(Web page and app entries)
»»
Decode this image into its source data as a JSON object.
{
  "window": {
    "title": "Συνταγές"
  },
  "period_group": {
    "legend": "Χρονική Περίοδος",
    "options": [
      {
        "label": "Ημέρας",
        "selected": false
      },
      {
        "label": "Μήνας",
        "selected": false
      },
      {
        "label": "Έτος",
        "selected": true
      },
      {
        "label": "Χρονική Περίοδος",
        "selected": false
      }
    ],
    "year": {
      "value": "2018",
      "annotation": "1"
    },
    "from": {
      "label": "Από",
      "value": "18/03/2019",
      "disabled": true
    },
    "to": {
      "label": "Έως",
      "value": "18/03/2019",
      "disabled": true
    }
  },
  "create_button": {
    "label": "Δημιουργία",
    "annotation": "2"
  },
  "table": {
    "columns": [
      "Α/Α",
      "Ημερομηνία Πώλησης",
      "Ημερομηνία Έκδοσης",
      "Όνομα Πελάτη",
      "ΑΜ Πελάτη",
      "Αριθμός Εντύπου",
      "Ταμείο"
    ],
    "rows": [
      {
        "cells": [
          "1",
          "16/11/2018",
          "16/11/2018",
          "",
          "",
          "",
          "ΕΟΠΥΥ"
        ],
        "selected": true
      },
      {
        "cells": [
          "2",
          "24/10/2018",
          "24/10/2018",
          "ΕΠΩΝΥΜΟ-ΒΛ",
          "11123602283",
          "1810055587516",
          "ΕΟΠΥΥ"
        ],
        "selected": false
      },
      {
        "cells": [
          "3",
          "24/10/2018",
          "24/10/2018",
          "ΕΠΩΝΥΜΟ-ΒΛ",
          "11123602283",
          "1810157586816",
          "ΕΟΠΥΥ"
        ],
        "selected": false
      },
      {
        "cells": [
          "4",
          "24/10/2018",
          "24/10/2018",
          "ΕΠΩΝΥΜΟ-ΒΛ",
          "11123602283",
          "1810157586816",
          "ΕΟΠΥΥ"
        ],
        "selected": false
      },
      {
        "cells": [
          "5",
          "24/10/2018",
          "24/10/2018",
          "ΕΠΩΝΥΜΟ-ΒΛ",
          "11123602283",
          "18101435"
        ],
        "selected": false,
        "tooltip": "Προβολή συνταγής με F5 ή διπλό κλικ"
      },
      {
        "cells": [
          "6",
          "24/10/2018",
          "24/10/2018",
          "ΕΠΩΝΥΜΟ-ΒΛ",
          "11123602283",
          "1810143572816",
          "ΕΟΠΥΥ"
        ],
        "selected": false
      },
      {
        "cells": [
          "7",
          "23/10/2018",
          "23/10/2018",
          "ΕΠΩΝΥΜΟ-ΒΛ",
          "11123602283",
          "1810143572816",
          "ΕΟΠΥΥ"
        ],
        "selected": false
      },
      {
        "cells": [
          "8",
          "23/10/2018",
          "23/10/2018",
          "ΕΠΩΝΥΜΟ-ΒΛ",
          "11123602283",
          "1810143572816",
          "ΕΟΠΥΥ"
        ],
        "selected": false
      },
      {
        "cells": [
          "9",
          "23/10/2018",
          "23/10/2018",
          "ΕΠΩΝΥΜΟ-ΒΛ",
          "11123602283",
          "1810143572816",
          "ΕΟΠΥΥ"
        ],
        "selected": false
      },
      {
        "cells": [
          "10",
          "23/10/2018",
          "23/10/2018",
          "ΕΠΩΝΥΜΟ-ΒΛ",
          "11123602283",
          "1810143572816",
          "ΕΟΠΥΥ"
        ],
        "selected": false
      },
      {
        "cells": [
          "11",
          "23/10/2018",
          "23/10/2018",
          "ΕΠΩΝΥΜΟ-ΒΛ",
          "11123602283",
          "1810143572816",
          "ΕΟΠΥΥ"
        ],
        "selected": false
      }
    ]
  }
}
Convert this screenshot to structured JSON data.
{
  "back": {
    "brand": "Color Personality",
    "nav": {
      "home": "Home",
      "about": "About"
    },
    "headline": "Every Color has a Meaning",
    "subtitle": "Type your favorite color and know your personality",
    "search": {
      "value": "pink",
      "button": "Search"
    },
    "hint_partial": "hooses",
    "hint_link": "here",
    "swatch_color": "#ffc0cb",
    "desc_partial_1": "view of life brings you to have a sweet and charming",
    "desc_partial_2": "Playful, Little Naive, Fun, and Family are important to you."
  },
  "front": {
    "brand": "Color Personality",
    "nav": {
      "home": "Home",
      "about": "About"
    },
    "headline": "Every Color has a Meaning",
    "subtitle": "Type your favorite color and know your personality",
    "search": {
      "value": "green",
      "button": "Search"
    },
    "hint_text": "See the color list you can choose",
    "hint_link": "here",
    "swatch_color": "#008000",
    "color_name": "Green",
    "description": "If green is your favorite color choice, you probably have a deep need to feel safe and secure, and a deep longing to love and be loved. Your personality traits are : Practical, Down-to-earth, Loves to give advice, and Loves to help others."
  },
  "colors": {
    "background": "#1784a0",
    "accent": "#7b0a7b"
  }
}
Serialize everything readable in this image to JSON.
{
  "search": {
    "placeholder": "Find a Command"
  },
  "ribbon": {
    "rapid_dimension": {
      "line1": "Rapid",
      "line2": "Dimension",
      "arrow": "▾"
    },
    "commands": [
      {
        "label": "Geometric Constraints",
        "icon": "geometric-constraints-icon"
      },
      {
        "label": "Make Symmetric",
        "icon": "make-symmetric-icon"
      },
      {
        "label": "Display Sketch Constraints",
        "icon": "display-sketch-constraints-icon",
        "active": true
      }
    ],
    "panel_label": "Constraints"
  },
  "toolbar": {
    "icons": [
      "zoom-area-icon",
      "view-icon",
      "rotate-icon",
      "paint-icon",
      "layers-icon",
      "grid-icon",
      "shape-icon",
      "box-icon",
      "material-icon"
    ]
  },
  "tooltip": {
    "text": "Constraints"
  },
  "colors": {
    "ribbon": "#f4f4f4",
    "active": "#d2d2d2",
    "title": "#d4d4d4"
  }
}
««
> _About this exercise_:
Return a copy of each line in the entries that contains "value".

> _Output for this task_:
      "value": "2018",
      "value": "18/03/2019",
      "value": "18/03/2019",
      "value": "pink",
      "value": "green",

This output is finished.